- Unstable surface training produced medium effects on maximal strength in young adults
- Unstable surface training produced no effects to medium effects in old adults
- Large effects were detected on strength endurance in adolescents
- Large effects were detected on strength endurance in young adults
- In old adults, a small effect was found on strength endurance
- For muscular power, medium effects were observed in young adults and small effects were observed in old adults.
- For muscular power, medium effects were observed in were observed in old adults
- Large effects were found for static and dynamic balance in old adults
- A small effect was found for dynamic balance in young adults
The comparison of stable (i.e. traditional weight training) versus unstable training revealed highly inconsistent results:
- Small to medium effects were found for maximal strength in adolescents in favour of standard strength training (i.e. not on an unstable surface)
- With regard to strength endurance, large effects were found in adolescents in favour of stable surface training over the unstable variety

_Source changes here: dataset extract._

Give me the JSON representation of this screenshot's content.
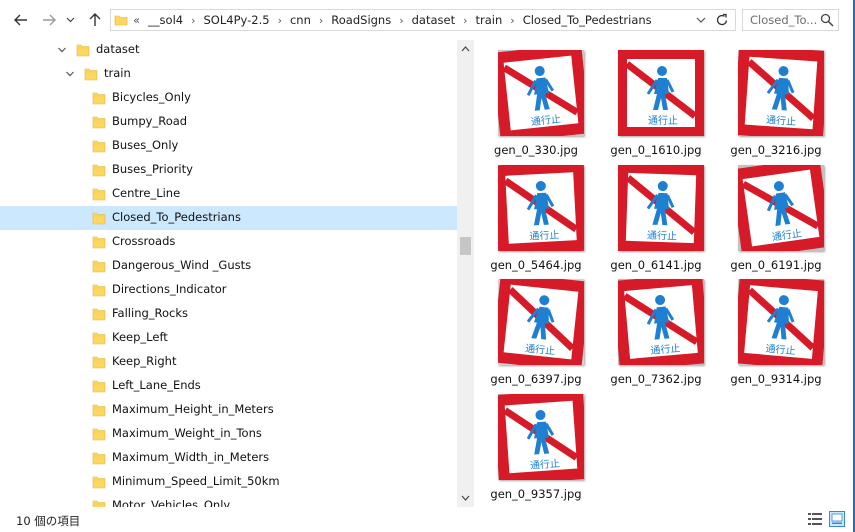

- For both maximal strength and strength endurance, small effects were seen with unstable surface training (i.e. it seems to have application, just not more than standard weight training)
- In terms of muscle power, medium effects were found in favour of standard strength training for young adults
- With regard to balance, small effects were detected in adolescents for static and dynamic balance in favour of unstable training over traditional weight training (kind of seems predictable).
- In young adults, small effects were found for static balance in favour of standard training (maybe less predictable), but with regards to dynamic balance, the analysis revealed small effects in young adults that favored unstable surface training
The scientists performing this metastudy concluded that unstable surface training is superior to control groups, but not when compared to traditional (stable) weight training. Their key points were:
|Our analyses revealed that STU, as compared with CON, is an effective means to improve measures of muscle strength in healthy adolescents, young adults and old adults, and to improve variables of power and balance in young and old adults.|
|In adolescents and young adults, the specific comparison of STU with STS resulted in contradictory findings, and thus the use of unstable as compared with stable surfaces during strength training is not recommended in healthy adolescents and young adults if the goal is to enhance performance on stable surfaces.
*Sports Med. 2015 Dec;45(12):1645-69. doi: 10.1007/s40279-015-0384-x.